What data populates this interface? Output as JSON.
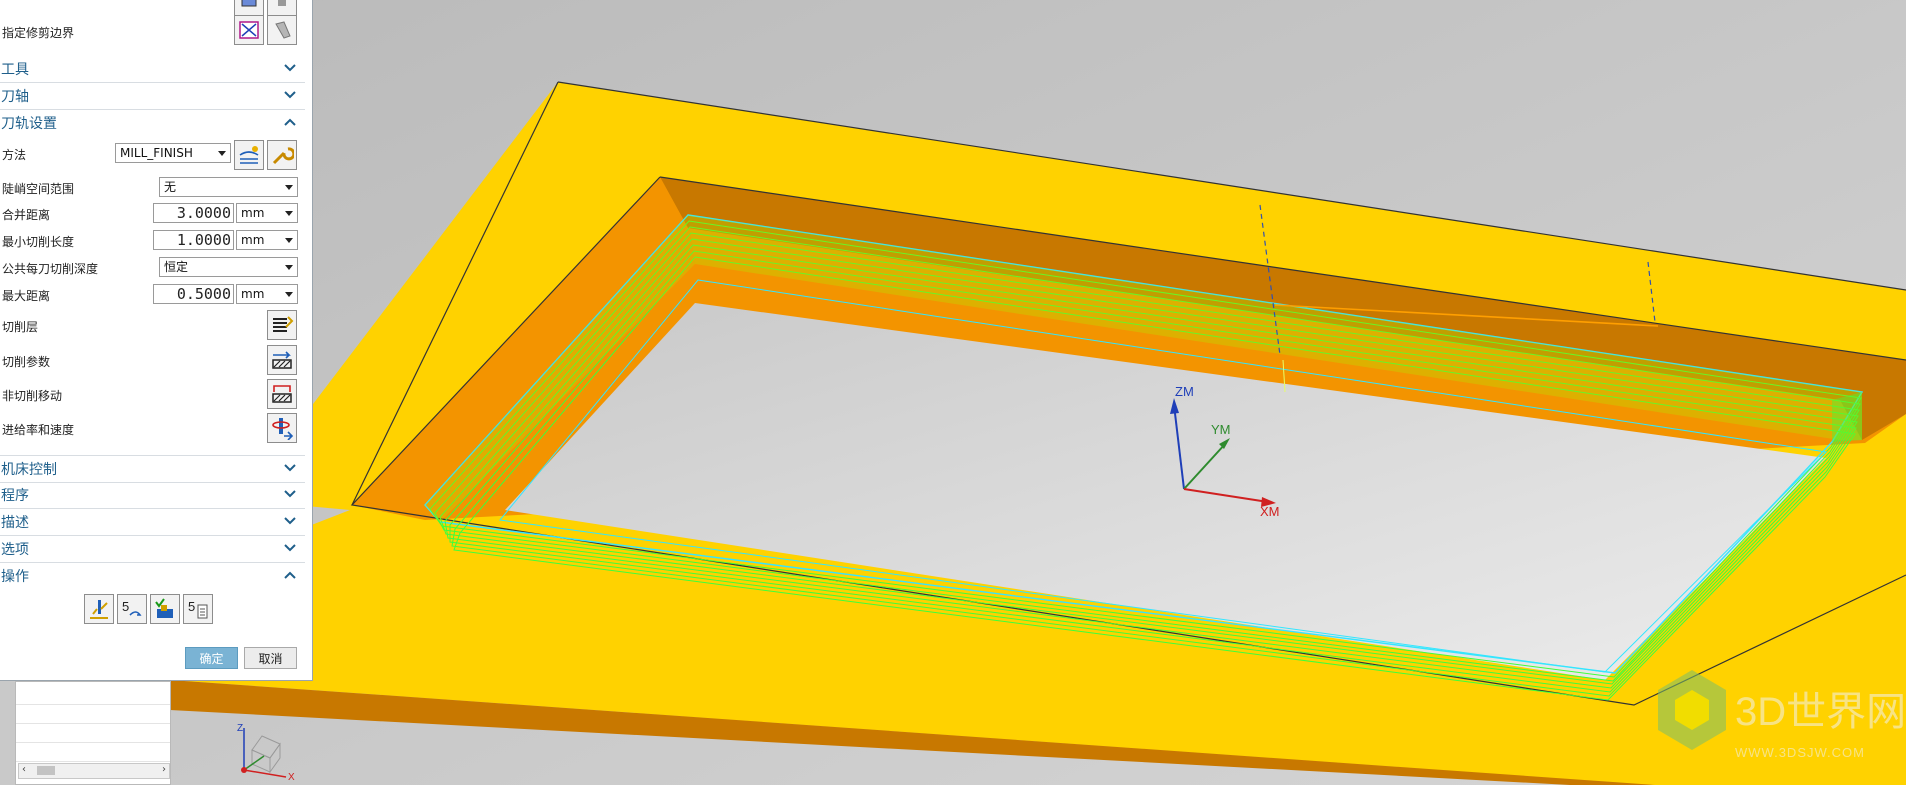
{
  "dialog": {
    "top_row": {
      "label": "指定修剪边界"
    },
    "sections": {
      "tool": "工具",
      "axis": "刀轴",
      "path_settings": "刀轨设置",
      "machine_control": "机床控制",
      "program": "程序",
      "description": "描述",
      "options": "选项",
      "actions": "操作"
    },
    "path_settings": {
      "method": {
        "label": "方法",
        "value": "MILL_FINISH"
      },
      "steep_range": {
        "label": "陡峭空间范围",
        "value": "无"
      },
      "merge_distance": {
        "label": "合并距离",
        "value": "3.0000",
        "unit": "mm"
      },
      "min_cut_length": {
        "label": "最小切削长度",
        "value": "1.0000",
        "unit": "mm"
      },
      "common_depth": {
        "label": "公共每刀切削深度",
        "value": "恒定"
      },
      "max_distance": {
        "label": "最大距离",
        "value": "0.5000",
        "unit": "mm"
      },
      "cut_levels": {
        "label": "切削层"
      },
      "cut_params": {
        "label": "切削参数"
      },
      "non_cut_moves": {
        "label": "非切削移动"
      },
      "feeds_speeds": {
        "label": "进给率和速度"
      }
    },
    "buttons": {
      "ok": "确定",
      "cancel": "取消"
    }
  },
  "viewport": {
    "axis_labels": {
      "z": "ZM",
      "y": "YM",
      "x": "XM"
    },
    "triad_labels": {
      "z": "Z",
      "x": "X"
    },
    "colors": {
      "frame": "#ffd200",
      "pocket_wall": "#f39400",
      "pocket_wall_dark": "#c87800",
      "floor": "#dcdcdc",
      "toolpath": "#3cff3c",
      "toolpath_edge": "#33e6ff"
    }
  },
  "watermark": {
    "brand": "3D世界网",
    "url": "WWW.3DSJW.COM"
  }
}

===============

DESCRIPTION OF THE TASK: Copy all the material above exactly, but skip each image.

COMPLETED EXERCISE:
What data populates this interface? Output as JSON.
{
  "dialog": {
    "top_row": {
      "label": "指定修剪边界"
    },
    "sections": {
      "tool": "工具",
      "axis": "刀轴",
      "path_settings": "刀轨设置",
      "machine_control": "机床控制",
      "program": "程序",
      "description": "描述",
      "options": "选项",
      "actions": "操作"
    },
    "path_settings": {
      "method": {
        "label": "方法",
        "value": "MILL_FINISH"
      },
      "steep_range": {
        "label": "陡峭空间范围",
        "value": "无"
      },
      "merge_distance": {
        "label": "合并距离",
        "value": "3.0000",
        "unit": "mm"
      },
      "min_cut_length": {
        "label": "最小切削长度",
        "value": "1.0000",
        "unit": "mm"
      },
      "common_depth": {
        "label": "公共每刀切削深度",
        "value": "恒定"
      },
      "max_distance": {
        "label": "最大距离",
        "value": "0.5000",
        "unit": "mm"
      },
      "cut_levels": {
        "label": "切削层"
      },
      "cut_params": {
        "label": "切削参数"
      },
      "non_cut_moves": {
        "label": "非切削移动"
      },
      "feeds_speeds": {
        "label": "进给率和速度"
      }
    },
    "buttons": {
      "ok": "确定",
      "cancel": "取消"
    }
  },
  "viewport": {
    "axis_labels": {
      "z": "ZM",
      "y": "YM",
      "x": "XM"
    },
    "triad_labels": {
      "z": "Z",
      "x": "X"
    },
    "colors": {
      "frame": "#ffd200",
      "pocket_wall": "#f39400",
      "pocket_wall_dark": "#c87800",
      "floor": "#dcdcdc",
      "toolpath": "#3cff3c",
      "toolpath_edge": "#33e6ff"
    }
  },
  "watermark": {
    "brand": "3D世界网",
    "url": "WWW.3DSJW.COM"
  }
}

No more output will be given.